Nadal’s victory in the Toronto Masters 1000 last summer was the only hard-court event he completed in 2018, a number of injuries costing him the chance for more glory. But Wilander, who will be commentating for Eurosport throughout the Australian Open, said Nadal was a genuine threat, with the hot weather forecast for the first week playing into his hands.
“With Nadal, it’s not a statistical thing and it doesn’t really matter about his form,” Wilander said. “Sure, hard courts do tend to beat him up, but the faster court will be an advantage for him, the heat will suit him. So I think Nadal has a chance, it’s probably his second favourite tournament in terms of playing conditions.
“I’d be really, really worried about Nadal if I was playing in this tournament if he’s fit. He’s rested his body now since the US Open. He’s really, really close to perfecting his body in terms of fitness and shouldn’t be written off by any means.”
In the hunt for an 18th grand slam title
Seeded No 2, Nadal is in the same half of the draw as Federer, with the two men scheduled to meet in the semi-finals. He begins against James Duckworth, an Australian wildcard, while a third-round battle against Alex de Minaur, the young Australian who won his first title on Saturday in Sydney, could go a long way to showing whether Nadal will be in the hunt for an 18th grand slam title.
The announcement by Andy Murray that he plans to retire after Wimbledon because of his hip injury affected everyone at the tournament. With Nadal a year older, after more than his share of injuries, there were questions as to how long he might go on.
But Nadal, who has been working on his serve, is still as motivated as ever. “I didn't arrive to that point,” he said. I am a positive guy. I always had the feeling that we'll fix it. Of course, there is periods of time that you don't see the light. It is tough.
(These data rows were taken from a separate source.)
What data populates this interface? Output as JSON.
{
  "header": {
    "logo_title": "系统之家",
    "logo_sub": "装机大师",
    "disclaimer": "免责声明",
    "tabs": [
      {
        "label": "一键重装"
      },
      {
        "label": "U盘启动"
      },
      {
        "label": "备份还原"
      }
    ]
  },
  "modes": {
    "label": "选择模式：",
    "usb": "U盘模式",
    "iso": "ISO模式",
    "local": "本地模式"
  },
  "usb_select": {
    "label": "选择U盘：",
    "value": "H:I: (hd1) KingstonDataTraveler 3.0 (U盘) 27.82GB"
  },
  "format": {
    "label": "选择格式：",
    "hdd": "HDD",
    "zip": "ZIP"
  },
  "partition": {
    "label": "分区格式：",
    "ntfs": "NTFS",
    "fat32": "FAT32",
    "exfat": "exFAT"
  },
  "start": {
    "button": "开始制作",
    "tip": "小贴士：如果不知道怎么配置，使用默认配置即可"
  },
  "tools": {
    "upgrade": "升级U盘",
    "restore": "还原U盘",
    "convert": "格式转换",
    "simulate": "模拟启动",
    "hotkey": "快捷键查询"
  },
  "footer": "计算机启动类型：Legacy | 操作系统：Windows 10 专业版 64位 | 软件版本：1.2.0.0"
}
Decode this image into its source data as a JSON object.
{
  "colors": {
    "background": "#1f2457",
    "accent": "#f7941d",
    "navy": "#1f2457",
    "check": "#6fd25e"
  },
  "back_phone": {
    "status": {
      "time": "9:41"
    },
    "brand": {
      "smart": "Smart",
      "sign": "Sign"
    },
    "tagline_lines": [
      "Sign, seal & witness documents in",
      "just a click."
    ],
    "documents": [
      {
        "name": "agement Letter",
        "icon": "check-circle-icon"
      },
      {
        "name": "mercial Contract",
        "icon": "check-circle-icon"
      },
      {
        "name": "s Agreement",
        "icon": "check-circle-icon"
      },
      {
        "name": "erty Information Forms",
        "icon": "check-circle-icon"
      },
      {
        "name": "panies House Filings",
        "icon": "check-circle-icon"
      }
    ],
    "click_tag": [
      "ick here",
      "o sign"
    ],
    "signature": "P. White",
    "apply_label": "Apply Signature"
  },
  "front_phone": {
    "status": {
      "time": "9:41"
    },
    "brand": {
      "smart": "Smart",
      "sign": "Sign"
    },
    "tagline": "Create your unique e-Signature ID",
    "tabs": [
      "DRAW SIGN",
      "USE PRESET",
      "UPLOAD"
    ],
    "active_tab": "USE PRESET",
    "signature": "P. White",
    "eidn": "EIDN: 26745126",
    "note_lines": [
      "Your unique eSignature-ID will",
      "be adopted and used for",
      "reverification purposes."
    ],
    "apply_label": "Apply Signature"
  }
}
“My only goal is always to have been keep going. I know that tennis is not forever. I want to do it as long as I can and give myself the best possibilities to fight for the things I am really passionate about.”